{
"Id": -1,
"ActionErrorMessage": null,
"ActionType": "PostData",
"Condition": null,
"Description": null,
"IsDeleted": false,
"Parameters": {
"InputParameters": null,
"URL": "https://api.hubapi.com/contacts/v1/lists/[ListID]/contacts/all?hapikey=[APIKeys:Hubspot]",
"UrlTokenContext": "Url",
"UseSSL": null,
"Timeout": null,
"HttpMethod": "GET",
"Data": null,
"DoNotEscapeTokens": null,
"DisableReferer": null,
"Headers": null,
"UseDNNProxySettings": null,
"AddCurrentCookies": null,
"OutputParameters": null,
"CookieContainerToken": null,
"OutputTokenName": "ContactJSON",
"OutputHeaders": null,
"IgnoreErrors": null,
"Events": null,
"OnError": []
}
}

This second action is the Execute JavaScript (Server-side) action. It takes the value of the ContactJSON token stored in the last action and parses it to pull out only the First Name, Last Name, and Email address of each contact. It stores this information in an output token named ContactLIst to be used in subsequent actions.

{
"Id": -1,
"ActionErrorMessage": null,
"ActionType": "ExecuteJavascript",
"Condition": null,
"Description": null,
"IsDeleted": false,
"Parameters": {
"ScriptName": null,
"LocalVariables": [],
"Code": "var contactList = JSON.parse(ContactJSON);\n\nvar output = contactList.contacts.map(function(contact) {\n\treturn {\n \t'firstname': contact.properties.firstname.value,\n 'lastname': contact.properties.lastname.value,\n 'email' :contact['identity-profiles'][0].identities[0].value,\n }\n})\n\nreturn JSON.stringify(output);",
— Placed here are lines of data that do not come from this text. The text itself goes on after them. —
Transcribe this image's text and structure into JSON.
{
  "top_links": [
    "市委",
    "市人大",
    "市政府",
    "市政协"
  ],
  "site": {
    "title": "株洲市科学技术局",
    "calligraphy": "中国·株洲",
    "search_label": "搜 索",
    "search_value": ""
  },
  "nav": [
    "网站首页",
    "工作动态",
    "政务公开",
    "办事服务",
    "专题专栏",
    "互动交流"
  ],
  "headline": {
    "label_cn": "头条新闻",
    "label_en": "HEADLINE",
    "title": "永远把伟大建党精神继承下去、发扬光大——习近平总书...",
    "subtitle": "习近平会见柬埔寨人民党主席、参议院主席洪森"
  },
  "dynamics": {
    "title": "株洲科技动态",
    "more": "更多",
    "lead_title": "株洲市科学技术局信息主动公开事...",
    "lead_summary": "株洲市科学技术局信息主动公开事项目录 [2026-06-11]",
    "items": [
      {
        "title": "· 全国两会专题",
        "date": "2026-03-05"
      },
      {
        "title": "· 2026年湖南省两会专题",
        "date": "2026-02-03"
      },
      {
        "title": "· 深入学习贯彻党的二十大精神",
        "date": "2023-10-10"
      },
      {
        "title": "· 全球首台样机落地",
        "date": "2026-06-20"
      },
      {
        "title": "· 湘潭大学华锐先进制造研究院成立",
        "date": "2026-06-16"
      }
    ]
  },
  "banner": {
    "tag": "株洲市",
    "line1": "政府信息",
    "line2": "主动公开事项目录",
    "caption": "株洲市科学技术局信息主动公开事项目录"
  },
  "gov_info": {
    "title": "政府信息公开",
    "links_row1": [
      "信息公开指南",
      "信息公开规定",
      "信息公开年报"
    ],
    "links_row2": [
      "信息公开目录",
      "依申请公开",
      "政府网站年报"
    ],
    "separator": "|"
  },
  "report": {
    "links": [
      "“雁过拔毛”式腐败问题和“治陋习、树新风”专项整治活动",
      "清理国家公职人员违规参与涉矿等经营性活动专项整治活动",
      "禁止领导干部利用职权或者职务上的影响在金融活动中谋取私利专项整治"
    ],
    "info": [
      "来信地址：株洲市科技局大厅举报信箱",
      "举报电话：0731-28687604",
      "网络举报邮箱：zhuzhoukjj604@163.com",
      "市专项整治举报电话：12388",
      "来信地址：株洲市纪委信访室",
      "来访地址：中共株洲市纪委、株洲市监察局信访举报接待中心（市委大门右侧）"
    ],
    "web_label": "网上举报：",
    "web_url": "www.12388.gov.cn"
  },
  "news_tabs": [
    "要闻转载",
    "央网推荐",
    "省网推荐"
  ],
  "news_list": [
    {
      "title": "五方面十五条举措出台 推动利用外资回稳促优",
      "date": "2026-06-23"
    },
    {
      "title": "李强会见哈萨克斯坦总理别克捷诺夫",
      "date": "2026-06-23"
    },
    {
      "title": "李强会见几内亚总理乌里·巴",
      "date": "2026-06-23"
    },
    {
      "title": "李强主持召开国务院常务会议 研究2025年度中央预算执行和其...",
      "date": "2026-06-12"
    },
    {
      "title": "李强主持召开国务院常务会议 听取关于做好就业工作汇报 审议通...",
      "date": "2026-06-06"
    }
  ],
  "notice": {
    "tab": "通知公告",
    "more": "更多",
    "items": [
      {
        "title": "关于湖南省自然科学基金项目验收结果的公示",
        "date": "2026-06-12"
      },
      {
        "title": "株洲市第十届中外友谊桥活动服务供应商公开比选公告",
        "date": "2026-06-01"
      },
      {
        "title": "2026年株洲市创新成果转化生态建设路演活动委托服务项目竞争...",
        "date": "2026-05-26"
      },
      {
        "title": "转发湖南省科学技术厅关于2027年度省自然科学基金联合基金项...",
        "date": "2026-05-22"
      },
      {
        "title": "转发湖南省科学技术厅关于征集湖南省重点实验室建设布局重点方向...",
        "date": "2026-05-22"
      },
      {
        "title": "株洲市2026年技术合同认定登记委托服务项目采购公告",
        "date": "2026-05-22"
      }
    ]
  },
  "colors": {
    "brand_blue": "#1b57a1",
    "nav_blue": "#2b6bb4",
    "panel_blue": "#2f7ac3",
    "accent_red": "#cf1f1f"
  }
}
"OutputTokenName": "ContactLIst",
"OnError": []
}
}
Last updated on by Patrick Anderson